Among the entries below, find each line holding "name" and return it.

START Exercise data

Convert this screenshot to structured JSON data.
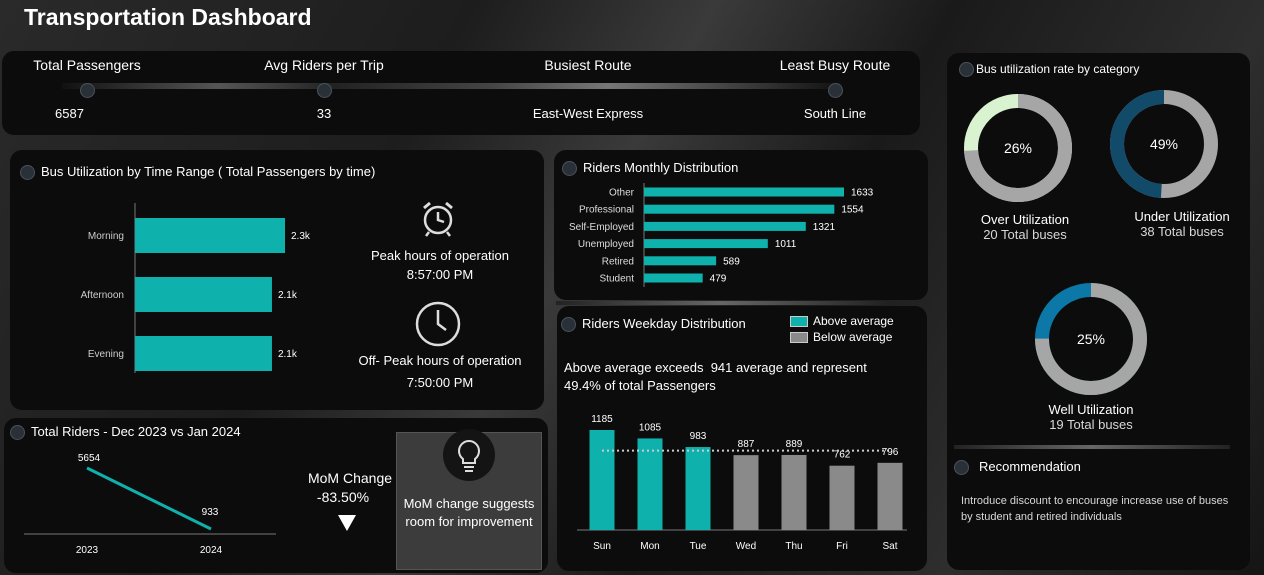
{
  "header": {
    "title": "Transportation Dashboard"
  },
  "kpis": [
    {
      "label": "Total Passengers",
      "value": "6587"
    },
    {
      "label": "Avg Riders per Trip",
      "value": "33"
    },
    {
      "label": "Busiest Route",
      "value": "East-West Express"
    },
    {
      "label": "Least Busy Route",
      "value": "South Line"
    }
  ],
  "time_range": {
    "title": "Bus Utilization by Time Range ( Total Passengers by time)",
    "peak_label": "Peak hours of operation",
    "peak_value": "8:57:00 PM",
    "offpeak_label": "Off- Peak hours of operation",
    "offpeak_value": "7:50:00 PM",
    "icons": {
      "peak": "alarm-clock-icon",
      "offpeak": "clock-icon"
    }
  },
  "monthly": {
    "title": "Riders Monthly Distribution"
  },
  "weekday": {
    "title": "Riders Weekday Distribution",
    "legend_above": "Above average",
    "legend_below": "Below average",
    "note_line1": "Above average exceeds  941 average and represent",
    "note_line2": "49.4% of total Passengers"
  },
  "total_riders": {
    "title": "Total Riders - Dec 2023 vs Jan 2024",
    "mom_label": "MoM Change",
    "mom_value": "-83.50%",
    "insight": "MoM change suggests room for improvement",
    "icon": "lightbulb-icon"
  },
  "utilization": {
    "title": "Bus utilization rate by category",
    "over_label": "Over Utilization",
    "over_sub": "20 Total buses",
    "over_pct": "26%",
    "under_label": "Under Utilization",
    "under_sub": "38 Total buses",
    "under_pct": "49%",
    "well_label": "Well Utilization",
    "well_sub": "19 Total buses",
    "well_pct": "25%"
  },
  "recommendation": {
    "title": "Recommendation",
    "text": "Introduce discount to encourage increase use of buses by student and retired individuals"
  },
  "colors": {
    "teal": "#0fb1ac",
    "gray": "#8a8a8a",
    "light_green": "#d9f2d0",
    "dark_teal": "#124a6a",
    "blue": "#0c78a8",
    "silver": "#a6a6a6"
  },
  "chart_data": [
    {
      "type": "bar",
      "orientation": "horizontal",
      "categories": [
        "Morning",
        "Afternoon",
        "Evening"
      ],
      "values": [
        2300,
        2100,
        2100
      ],
      "labels": [
        "2.3k",
        "2.1k",
        "2.1k"
      ]
    },
    {
      "type": "bar",
      "orientation": "horizontal",
      "categories": [
        "Other",
        "Professional",
        "Self-Employed",
        "Unemployed",
        "Retired",
        "Student"
      ],
      "values": [
        1633,
        1554,
        1321,
        1011,
        589,
        479
      ]
    },
    {
      "type": "bar",
      "categories": [
        "Sun",
        "Mon",
        "Tue",
        "Wed",
        "Thu",
        "Fri",
        "Sat"
      ],
      "values": [
        1185,
        1085,
        983,
        887,
        889,
        762,
        796
      ],
      "above_average": [
        true,
        true,
        true,
        false,
        false,
        false,
        false
      ],
      "average": 941
    },
    {
      "type": "line",
      "x": [
        "2023",
        "2024"
      ],
      "values": [
        5654,
        933
      ]
    },
    {
      "type": "pie",
      "slices": [
        {
          "name": "Over Utilization",
          "value": 26
        },
        {
          "name": "Under Utilization",
          "value": 49
        },
        {
          "name": "Well Utilization",
          "value": 25
        }
      ]
    }
  ]
}
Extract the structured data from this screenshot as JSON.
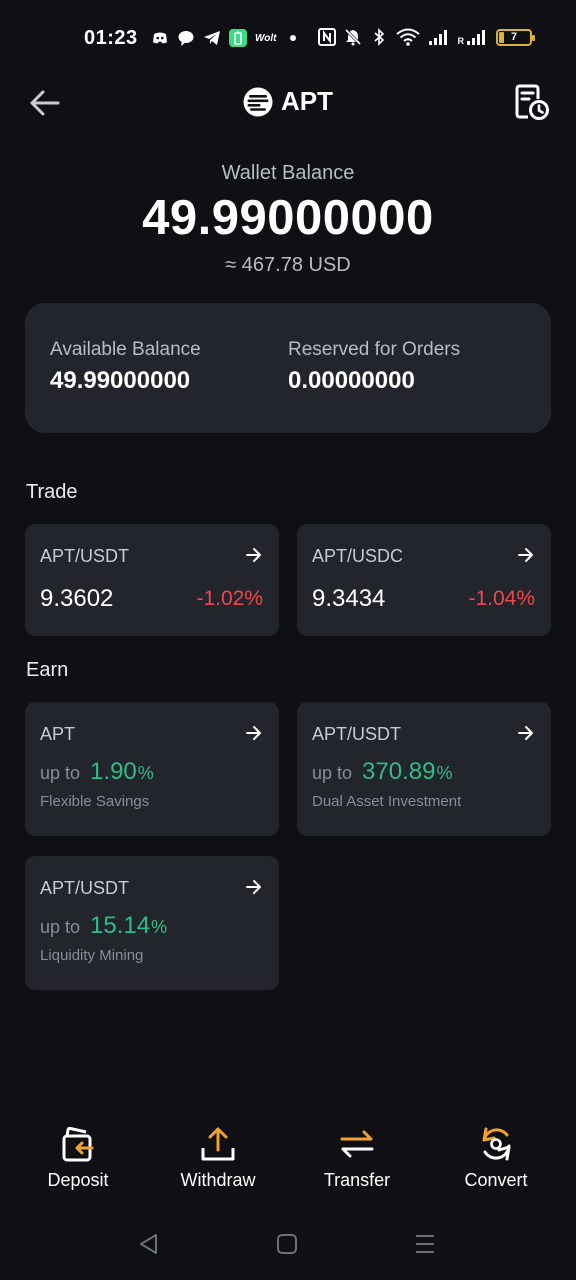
{
  "status_bar": {
    "time": "01:23",
    "wolt_label": "Wolt",
    "signal_label": "R",
    "battery_level": "7"
  },
  "header": {
    "title": "APT"
  },
  "wallet": {
    "label": "Wallet Balance",
    "value": "49.99000000",
    "usd": "≈ 467.78 USD"
  },
  "balances": {
    "available_label": "Available Balance",
    "available_value": "49.99000000",
    "reserved_label": "Reserved for Orders",
    "reserved_value": "0.00000000"
  },
  "trade": {
    "title": "Trade",
    "items": [
      {
        "pair": "APT/USDT",
        "price": "9.3602",
        "change": "-1.02%"
      },
      {
        "pair": "APT/USDC",
        "price": "9.3434",
        "change": "-1.04%"
      }
    ]
  },
  "earn": {
    "title": "Earn",
    "items": [
      {
        "pair": "APT",
        "upto": "up to",
        "rate": "1.90",
        "pct": "%",
        "product": "Flexible Savings"
      },
      {
        "pair": "APT/USDT",
        "upto": "up to",
        "rate": "370.89",
        "pct": "%",
        "product": "Dual Asset Investment"
      },
      {
        "pair": "APT/USDT",
        "upto": "up to",
        "rate": "15.14",
        "pct": "%",
        "product": "Liquidity Mining"
      }
    ]
  },
  "actions": {
    "deposit": "Deposit",
    "withdraw": "Withdraw",
    "transfer": "Transfer",
    "convert": "Convert"
  },
  "colors": {
    "background": "#101014",
    "card": "#22252b",
    "negative": "#f0454b",
    "positive": "#2ebd85",
    "accent": "#f0a22e"
  },
  "icons": [
    "back-arrow-icon",
    "apt-logo-icon",
    "history-icon",
    "arrow-right-icon",
    "deposit-icon",
    "withdraw-icon",
    "transfer-icon",
    "convert-icon"
  ]
}
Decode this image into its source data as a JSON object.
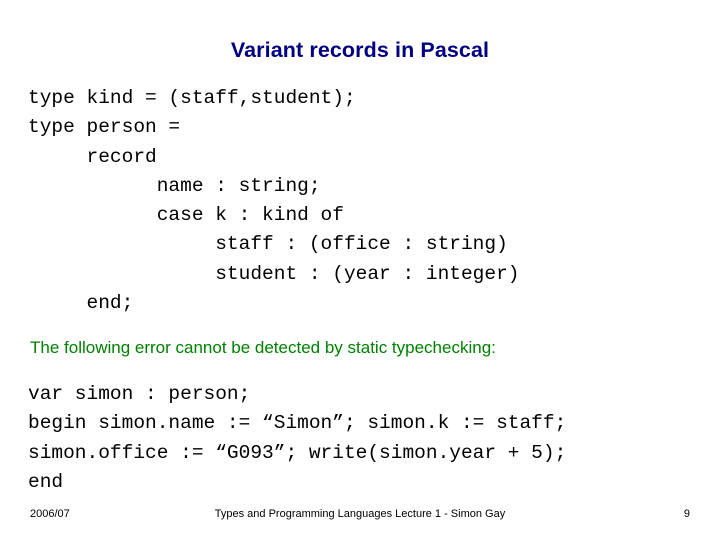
{
  "slide": {
    "title": "Variant records in Pascal",
    "code_top": "type kind = (staff,student);\ntype person =\n     record\n           name : string;\n           case k : kind of\n                staff : (office : string)\n                student : (year : integer)\n     end;",
    "note": "The following error cannot be detected by static typechecking:",
    "code_bottom": "var simon : person;\nbegin simon.name := “Simon”; simon.k := staff;\nsimon.office := “G093”; write(simon.year + 5);\nend",
    "footer": {
      "date": "2006/07",
      "center": "Types and Programming Languages Lecture 1 - Simon Gay",
      "page": "9"
    },
    "colors": {
      "title": "#000080",
      "note": "#008000",
      "code": "#000000"
    }
  }
}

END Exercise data

__Output for this task__.
          "name": "Over Utilization",
          "name": "Under Utilization",
          "name": "Well Utilization",
    "code_top": "type kind = (staff,student);\ntype person =\n     record\n           name : string;\n           case k : kind of\n                staff : (office : string)\n                student : (year : integer)\n     end;",
    "code_bottom": "var simon : person;\nbegin simon.name := “Simon”; simon.k := staff;\nsimon.office := “G093”; write(simon.year + 5);\nend",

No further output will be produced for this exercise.